Being a nurse is a tough but often rewarding occupation. Those who choose it understand they will make sacrifices and face risks as a result. As a nurse, you may have believed that the injuries or illnesses you suffer would come from lifting patients, accidentally pricking yourself with a needle, or exposure to biological materials or bloodborne pathogens.
All of these scenarios and more do happen, but most nurses either fail to understand or choose to ignore another threat to their health and welfare — violence from patients and visitors. It happens more often than anyone wants to admit. Understanding the scope of the problem could help keep you safe.
Let’s look at some facts and data
One reporter made a video about the violence nurses face in the workplace, and it yielded the following information:
- Threats and attacks are simply part of the job, according to many hospitals.
- Since 2012, workplace violence against nurses increased by 30%.
- Each year, approximately 2,400 nurses suffer due to workplace violence.
- The increase may result from an increase in patients with substance abuse or psychiatric problems.
- The Occupational Safety and Health Administration doesn’t have standards regarding workplace violence.

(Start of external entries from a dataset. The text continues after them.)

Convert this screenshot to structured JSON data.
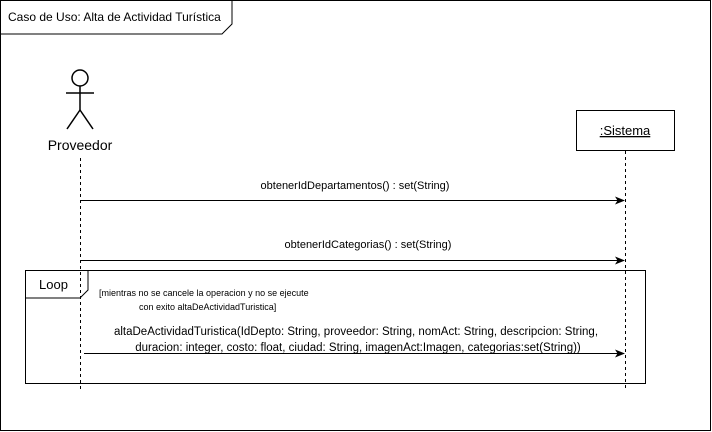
{
  "frame": {
    "title": "Caso de Uso: Alta de Actividad Turística"
  },
  "actor": {
    "label": "Proveedor"
  },
  "system": {
    "label": ":Sistema"
  },
  "messages": {
    "m1": "obtenerIdDepartamentos() : set(String)",
    "m2": "obtenerIdCategorias() : set(String)",
    "m3_line1": "altaDeActividadTuristica(IdDepto: String, proveedor: String, nomAct: String, descripcion: String,",
    "m3_line2": "duracion: integer, costo: float, ciudad: String, imagenAct:Imagen, categorias:set(String))"
  },
  "loop": {
    "label": "Loop",
    "guard_line1": "[mientras no se cancele la operacion y no se ejecute",
    "guard_line2": "con exito altaDeActividadTuristica]"
  },
  "colors": {
    "stroke": "#000000",
    "background": "#ffffff"
  }
}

- OSHA reduced the number of inspections related to workplace violence in hospitals. The ones that did occur most often resulted in warnings in lieu of citations.
So, where does this leave you? Even if you are lucky enough to work in a hospital that prioritizes your safety, you could still become a victim of a patient or visitor’s violent outburst. The injuries you suffer could keep you from working while you recover. You may also need significant medical care and counseling in connection with the ordeal. The loss of income and increasing medical costs creates more stress than you need during this time.
Ohio’s workers’ compensation insurance program could provide you with the relief from this stress that you need. Benefits would cover your medical and medical-related needs, along with a portion of your income as you recover. Receiving these benefits may not be as easy as it sounds. Delays and denied claims are possible, and experiencing these events will not help with your recovery.
You don’t have to go it alone
Just as you rely on medical personnel and others for support through your ordeal, you can also find support with your legal issues. You don’t have to face this alone.